Congressman Coble discusses clinical law programs with Elon Law students
U.S. Representative Howard Coble, dean of the North Carolina delegation to Congress, met with Elon Law students on November 9 to discuss the school's clinical law programs in juvenile justice mediation and wills drafting.
Elon Law's Juvenile Justice Intervention and Mediation Clinic, established in August of 2009, is funded in part by a $223,000 grant from the U.S. Office of Juvenile Justice and Delinquency Prevention. Congressman Coble was instrumental in obtaining these funds.
George R. Johnson, Jr., dean of Elon University School of Law, said that the federal funds provided for the program would help students and clients throughout the region.
"On behalf of the faculty, students, and administration of Elon Law, I thank Congressman Coble for his efforts to obtain these funds to support Elon Law's new Juvenile Justice Intervention and Mediation Clinic," Johnson says. "Congressman Coble's efforts were important in the creation of this clinic, and our students, as well as the clients they serve, will benefit from these resources."
The clinic allows law students to provide mediation services for victims and offenders in juvenile crime cases as an alternative to criminal prosecution. During Coble's visit, law students described the value of the Juvenile Justice Clinic, emphasizing the concept of restorative justice.
"The focus is not just on the offender, but also on the victim, integrating them into the whole process and giving them a voice in the outcome of the case, bringing back a sense of empowerment to them, seeking to heal the damage done to all the parties," said third year law student Jessica Cooper.
Coble, the ranking member of the House Subcommittee on Courts and Competition Policy and a member of both the Greensboro Bar Association and the North Carolina Bar Association, expressed confidence in the law school and its program of study.
"I'm excited about Elon Law," Coble said. "I appreciate what all of you are doing and achieving here. I encourage you to thank your professors, who are interested in nurturing you and bringing you along in the practice of law."

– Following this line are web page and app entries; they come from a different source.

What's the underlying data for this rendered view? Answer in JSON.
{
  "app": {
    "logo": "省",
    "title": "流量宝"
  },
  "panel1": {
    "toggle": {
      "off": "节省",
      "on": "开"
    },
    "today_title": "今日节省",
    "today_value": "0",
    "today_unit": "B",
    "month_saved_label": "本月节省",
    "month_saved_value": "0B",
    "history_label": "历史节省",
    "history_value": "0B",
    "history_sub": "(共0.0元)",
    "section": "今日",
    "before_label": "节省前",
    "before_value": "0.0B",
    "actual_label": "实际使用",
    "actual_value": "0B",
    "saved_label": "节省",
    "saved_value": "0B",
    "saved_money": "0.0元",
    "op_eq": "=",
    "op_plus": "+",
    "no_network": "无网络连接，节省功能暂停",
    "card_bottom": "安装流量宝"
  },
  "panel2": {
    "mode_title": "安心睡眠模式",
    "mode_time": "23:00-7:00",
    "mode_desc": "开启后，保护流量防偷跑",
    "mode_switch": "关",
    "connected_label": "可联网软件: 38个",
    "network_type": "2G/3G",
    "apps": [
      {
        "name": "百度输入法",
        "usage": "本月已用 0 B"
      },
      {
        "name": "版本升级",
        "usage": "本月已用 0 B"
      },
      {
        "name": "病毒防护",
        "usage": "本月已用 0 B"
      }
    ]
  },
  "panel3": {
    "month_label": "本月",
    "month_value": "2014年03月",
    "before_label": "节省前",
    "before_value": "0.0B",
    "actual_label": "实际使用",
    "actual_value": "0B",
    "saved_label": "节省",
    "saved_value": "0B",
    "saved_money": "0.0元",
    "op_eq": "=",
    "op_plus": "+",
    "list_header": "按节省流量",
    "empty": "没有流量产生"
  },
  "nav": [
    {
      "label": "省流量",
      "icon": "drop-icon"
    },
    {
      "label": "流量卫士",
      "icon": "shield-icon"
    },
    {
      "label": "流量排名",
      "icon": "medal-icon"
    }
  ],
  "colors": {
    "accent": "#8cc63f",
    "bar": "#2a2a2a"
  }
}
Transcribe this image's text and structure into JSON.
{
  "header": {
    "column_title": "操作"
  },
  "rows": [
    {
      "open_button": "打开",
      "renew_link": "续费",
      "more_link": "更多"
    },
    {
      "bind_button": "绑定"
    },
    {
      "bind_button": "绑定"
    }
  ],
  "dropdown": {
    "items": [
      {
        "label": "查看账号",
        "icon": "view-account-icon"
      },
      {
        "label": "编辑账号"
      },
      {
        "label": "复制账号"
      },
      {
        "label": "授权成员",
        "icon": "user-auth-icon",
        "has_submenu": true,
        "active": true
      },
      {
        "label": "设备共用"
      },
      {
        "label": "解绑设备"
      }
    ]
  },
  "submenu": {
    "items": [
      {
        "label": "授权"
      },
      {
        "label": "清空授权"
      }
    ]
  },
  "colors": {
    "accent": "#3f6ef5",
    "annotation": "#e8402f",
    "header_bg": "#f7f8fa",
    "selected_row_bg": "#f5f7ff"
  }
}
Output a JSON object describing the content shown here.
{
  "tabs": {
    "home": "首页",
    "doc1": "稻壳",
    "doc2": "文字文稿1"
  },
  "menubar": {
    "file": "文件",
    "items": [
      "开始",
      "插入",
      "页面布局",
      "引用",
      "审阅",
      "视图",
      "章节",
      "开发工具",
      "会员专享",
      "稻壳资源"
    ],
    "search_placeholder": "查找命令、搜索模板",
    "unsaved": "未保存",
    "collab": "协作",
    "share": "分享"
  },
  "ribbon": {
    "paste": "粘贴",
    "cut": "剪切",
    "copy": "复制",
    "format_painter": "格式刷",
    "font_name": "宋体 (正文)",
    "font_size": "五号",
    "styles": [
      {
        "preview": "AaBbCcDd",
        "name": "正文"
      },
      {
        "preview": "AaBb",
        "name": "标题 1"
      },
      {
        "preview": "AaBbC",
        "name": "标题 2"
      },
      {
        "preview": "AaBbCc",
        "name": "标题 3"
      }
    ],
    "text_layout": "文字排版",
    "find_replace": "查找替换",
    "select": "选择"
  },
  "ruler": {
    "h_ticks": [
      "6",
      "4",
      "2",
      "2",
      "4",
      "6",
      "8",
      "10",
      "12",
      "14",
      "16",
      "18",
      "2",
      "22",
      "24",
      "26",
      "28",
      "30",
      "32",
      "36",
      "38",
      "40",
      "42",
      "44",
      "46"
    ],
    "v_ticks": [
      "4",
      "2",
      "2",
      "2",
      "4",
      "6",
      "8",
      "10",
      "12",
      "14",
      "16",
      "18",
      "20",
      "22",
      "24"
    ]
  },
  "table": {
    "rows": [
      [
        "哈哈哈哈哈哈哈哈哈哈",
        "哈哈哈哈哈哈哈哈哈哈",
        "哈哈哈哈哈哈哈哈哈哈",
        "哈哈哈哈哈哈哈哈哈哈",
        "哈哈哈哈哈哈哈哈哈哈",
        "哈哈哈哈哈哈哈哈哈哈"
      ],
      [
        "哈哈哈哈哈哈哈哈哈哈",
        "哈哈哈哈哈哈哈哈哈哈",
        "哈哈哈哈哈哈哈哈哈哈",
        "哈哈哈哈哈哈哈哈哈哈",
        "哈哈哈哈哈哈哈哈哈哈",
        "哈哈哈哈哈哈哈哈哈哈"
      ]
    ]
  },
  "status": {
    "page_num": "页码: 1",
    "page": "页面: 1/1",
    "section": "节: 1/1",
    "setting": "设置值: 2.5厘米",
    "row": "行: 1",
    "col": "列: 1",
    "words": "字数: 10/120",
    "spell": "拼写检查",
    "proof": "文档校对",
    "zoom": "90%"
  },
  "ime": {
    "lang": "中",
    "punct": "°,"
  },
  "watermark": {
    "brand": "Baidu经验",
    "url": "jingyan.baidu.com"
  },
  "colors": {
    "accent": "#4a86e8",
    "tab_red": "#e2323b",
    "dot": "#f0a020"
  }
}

The Juvenile Justice Clinic currently serves Guilford County, Judicial District 18, and will serve Alamance County, Judicial District 15A, in future years. Elon Law will partner with numerous organizations to operate a clinic that meets the needs of the community, including Guilford County Schools, regional courts, district attorneys, police and social services departments, and non-profit organizations in the region working to address juvenile delinquency.
Third year law student Greg Evans spoke with Coble about the educational value of the clinical programs at Elon Law.
"Here, we're actually learning the how to practice law," Evans said. "I feel completely confident, the day after I get sworn in, meeting with a client and drafting any of these documents for them. That's a great feeling to have, knowing that when I graduate I can actually do something as opposed to knowing the rules and then going out and meeting with people and trying to figure out how to do it."
The Juvenile Justice Clinic is Elon Law's second clinical law program, joining the law school's Wills Clinic. Elon Law also houses an externship program that includes a Housing and Domestic Relations Field Placement program, operated in partnership with Legal Aid of North Carolina, and Judicial and Criminal Law externship programs with courts and public defenders offices across North Carolina.